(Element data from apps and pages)

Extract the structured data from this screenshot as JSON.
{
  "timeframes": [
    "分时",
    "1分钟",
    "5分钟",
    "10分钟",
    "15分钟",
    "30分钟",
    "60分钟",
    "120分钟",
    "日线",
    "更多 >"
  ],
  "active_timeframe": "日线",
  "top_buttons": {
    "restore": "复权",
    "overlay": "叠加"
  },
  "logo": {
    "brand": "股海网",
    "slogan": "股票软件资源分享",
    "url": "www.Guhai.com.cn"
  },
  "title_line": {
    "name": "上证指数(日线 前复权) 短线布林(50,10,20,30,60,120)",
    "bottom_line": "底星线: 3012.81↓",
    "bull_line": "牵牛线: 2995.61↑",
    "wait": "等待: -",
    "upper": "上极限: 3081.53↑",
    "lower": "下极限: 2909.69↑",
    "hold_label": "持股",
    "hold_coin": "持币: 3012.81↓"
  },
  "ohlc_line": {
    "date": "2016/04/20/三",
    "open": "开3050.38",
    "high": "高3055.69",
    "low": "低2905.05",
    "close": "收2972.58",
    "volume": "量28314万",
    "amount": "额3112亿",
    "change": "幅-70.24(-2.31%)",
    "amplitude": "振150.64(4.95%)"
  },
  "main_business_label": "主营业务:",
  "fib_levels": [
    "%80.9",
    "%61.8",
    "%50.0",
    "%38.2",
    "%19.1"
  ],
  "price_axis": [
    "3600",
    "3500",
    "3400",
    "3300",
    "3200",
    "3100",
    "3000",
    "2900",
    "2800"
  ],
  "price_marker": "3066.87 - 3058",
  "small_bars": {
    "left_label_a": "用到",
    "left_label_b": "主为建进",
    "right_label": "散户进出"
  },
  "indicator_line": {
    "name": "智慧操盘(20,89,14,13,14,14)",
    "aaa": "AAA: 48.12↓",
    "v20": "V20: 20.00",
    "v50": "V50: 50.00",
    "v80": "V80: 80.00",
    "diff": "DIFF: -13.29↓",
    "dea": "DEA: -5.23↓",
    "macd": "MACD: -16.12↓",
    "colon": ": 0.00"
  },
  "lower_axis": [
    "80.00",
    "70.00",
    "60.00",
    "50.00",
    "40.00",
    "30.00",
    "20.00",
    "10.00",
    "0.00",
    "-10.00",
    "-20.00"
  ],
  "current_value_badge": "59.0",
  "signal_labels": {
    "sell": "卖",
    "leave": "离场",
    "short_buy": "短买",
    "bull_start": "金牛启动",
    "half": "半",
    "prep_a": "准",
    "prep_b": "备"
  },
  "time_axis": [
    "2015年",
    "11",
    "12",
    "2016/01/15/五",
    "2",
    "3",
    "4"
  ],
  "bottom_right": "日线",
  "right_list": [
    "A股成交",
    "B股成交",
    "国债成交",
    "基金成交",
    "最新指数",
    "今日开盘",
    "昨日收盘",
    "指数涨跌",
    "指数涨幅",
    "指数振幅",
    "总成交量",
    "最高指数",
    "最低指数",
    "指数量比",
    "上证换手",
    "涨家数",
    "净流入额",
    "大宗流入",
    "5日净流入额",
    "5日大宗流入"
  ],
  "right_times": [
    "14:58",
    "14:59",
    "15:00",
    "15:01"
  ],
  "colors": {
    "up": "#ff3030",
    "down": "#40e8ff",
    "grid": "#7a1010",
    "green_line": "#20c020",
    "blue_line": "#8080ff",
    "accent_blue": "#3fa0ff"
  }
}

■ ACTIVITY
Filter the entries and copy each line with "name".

■ SOLVED PROBLEM
    "name": "上证指数(日线 前复权) 短线布林(50,10,20,30,60,120)",
    "name": "智慧操盘(20,89,14,13,14,14)",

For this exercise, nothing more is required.